TASK TO COMPLETE. Images are to be excluded from the copy, and the records below reproduced word for word.

RECORDS FOR PROCESSING.

┏━━

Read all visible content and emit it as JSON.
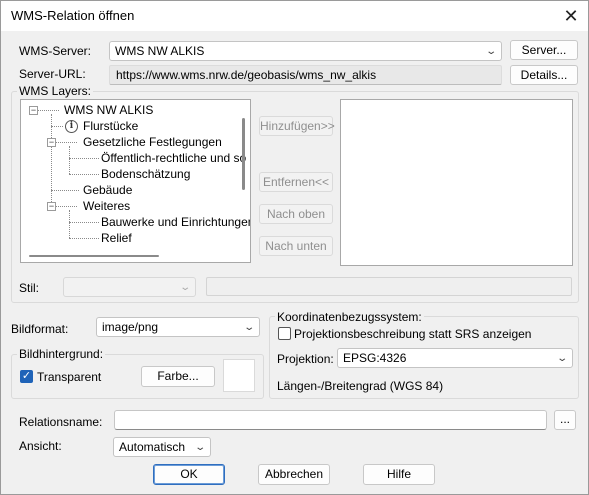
{
  "window": {
    "title": "WMS-Relation öffnen",
    "close_glyph": "✕"
  },
  "server": {
    "label": "WMS-Server:",
    "value": "WMS NW ALKIS",
    "button": "Server...",
    "url_label": "Server-URL:",
    "url": "https://www.wms.nrw.de/geobasis/wms_nw_alkis",
    "details_button": "Details..."
  },
  "layers": {
    "label": "WMS Layers:",
    "tree": [
      "WMS NW ALKIS",
      "Flurstücke",
      "Gesetzliche Festlegungen",
      "Öffentlich-rechtliche und so",
      "Bodenschätzung",
      "Gebäude",
      "Weiteres",
      "Bauwerke und Einrichtungen",
      "Relief"
    ],
    "add_button": "Hinzufügen>>",
    "remove_button": "Entfernen<<",
    "move_up_button": "Nach oben",
    "move_down_button": "Nach unten",
    "style_label": "Stil:"
  },
  "image": {
    "format_label": "Bildformat:",
    "format_value": "image/png",
    "background_group": "Bildhintergrund:",
    "transparent_label": "Transparent",
    "transparent_checked": true,
    "color_button": "Farbe..."
  },
  "crs": {
    "group_label": "Koordinatenbezugssystem:",
    "projection_desc_label": "Projektionsbeschreibung statt SRS anzeigen",
    "projection_desc_checked": false,
    "projection_label": "Projektion:",
    "projection_value": "EPSG:4326",
    "description": "Längen-/Breitengrad (WGS 84)"
  },
  "relation": {
    "name_label": "Relationsname:",
    "name_value": "",
    "browse_button": "...",
    "view_label": "Ansicht:",
    "view_value": "Automatisch"
  },
  "footer": {
    "ok": "OK",
    "cancel": "Abbrechen",
    "help": "Hilfe"
  },
  "colors": {
    "accent": "#1f63b8",
    "default_button_border": "#2f6ebf"
  }
}
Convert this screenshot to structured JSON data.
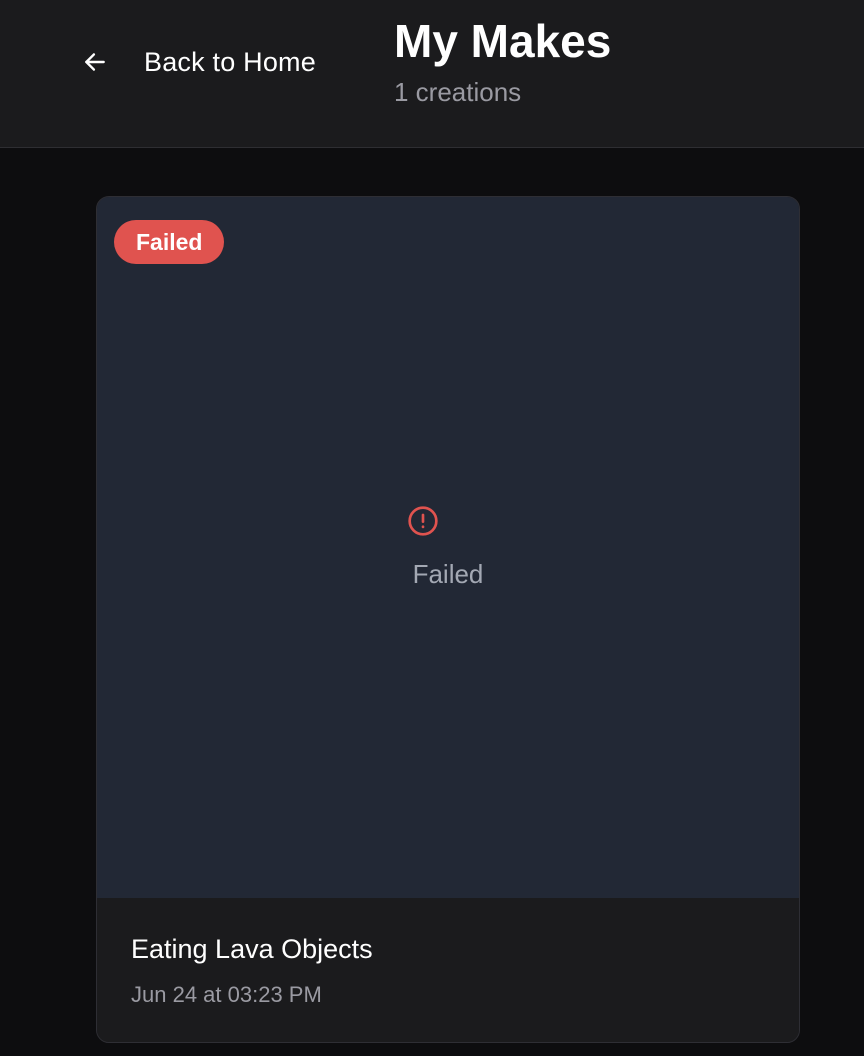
{
  "header": {
    "back_label": "Back to Home",
    "back_icon": "arrow-left-icon",
    "title": "My Makes",
    "subtitle": "1 creations"
  },
  "creations": [
    {
      "status": "Failed",
      "preview_icon": "alert-circle-icon",
      "preview_label": "Failed",
      "title": "Eating Lava Objects",
      "date": "Jun 24 at 03:23 PM"
    }
  ],
  "colors": {
    "background": "#0d0d0f",
    "header": "#1b1b1d",
    "preview": "#222835",
    "failed": "#e0534f"
  }
}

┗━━

ANSWER TO THIS TASK.
Read all visible content and emit it as JSON.
{
  "window": {
    "title": "WMS-Relation öffnen",
    "close_glyph": "✕"
  },
  "server": {
    "label": "WMS-Server:",
    "value": "WMS NW ALKIS",
    "button": "Server...",
    "url_label": "Server-URL:",
    "url": "https://www.wms.nrw.de/geobasis/wms_nw_alkis",
    "details_button": "Details..."
  },
  "layers": {
    "label": "WMS Layers:",
    "tree": [
      "WMS NW ALKIS",
      "Flurstücke",
      "Gesetzliche Festlegungen",
      "Öffentlich-rechtliche und so",
      "Bodenschätzung",
      "Gebäude",
      "Weiteres",
      "Bauwerke und Einrichtungen",
      "Relief"
    ],
    "add_button": "Hinzufügen>>",
    "remove_button": "Entfernen<<",
    "move_up_button": "Nach oben",
    "move_down_button": "Nach unten",
    "style_label": "Stil:"
  },
  "image": {
    "format_label": "Bildformat:",
    "format_value": "image/png",
    "background_group": "Bildhintergrund:",
    "transparent_label": "Transparent",
    "transparent_checked": true,
    "color_button": "Farbe..."
  },
  "crs": {
    "group_label": "Koordinatenbezugssystem:",
    "projection_desc_label": "Projektionsbeschreibung statt SRS anzeigen",
    "projection_desc_checked": false,
    "projection_label": "Projektion:",
    "projection_value": "EPSG:4326",
    "description": "Längen-/Breitengrad (WGS 84)"
  },
  "relation": {
    "name_label": "Relationsname:",
    "name_value": "",
    "browse_button": "...",
    "view_label": "Ansicht:",
    "view_value": "Automatisch"
  },
  "footer": {
    "ok": "OK",
    "cancel": "Abbrechen",
    "help": "Hilfe"
  },
  "colors": {
    "accent": "#1f63b8",
    "default_button_border": "#2f6ebf"
  }
}
Convert this screenshot to structured JSON data.
{
  "header": {
    "back_label": "Back to Home",
    "back_icon": "arrow-left-icon",
    "title": "My Makes",
    "subtitle": "1 creations"
  },
  "creations": [
    {
      "status": "Failed",
      "preview_icon": "alert-circle-icon",
      "preview_label": "Failed",
      "title": "Eating Lava Objects",
      "date": "Jun 24 at 03:23 PM"
    }
  ],
  "colors": {
    "background": "#0d0d0f",
    "header": "#1b1b1d",
    "preview": "#222835",
    "failed": "#e0534f"
  }
}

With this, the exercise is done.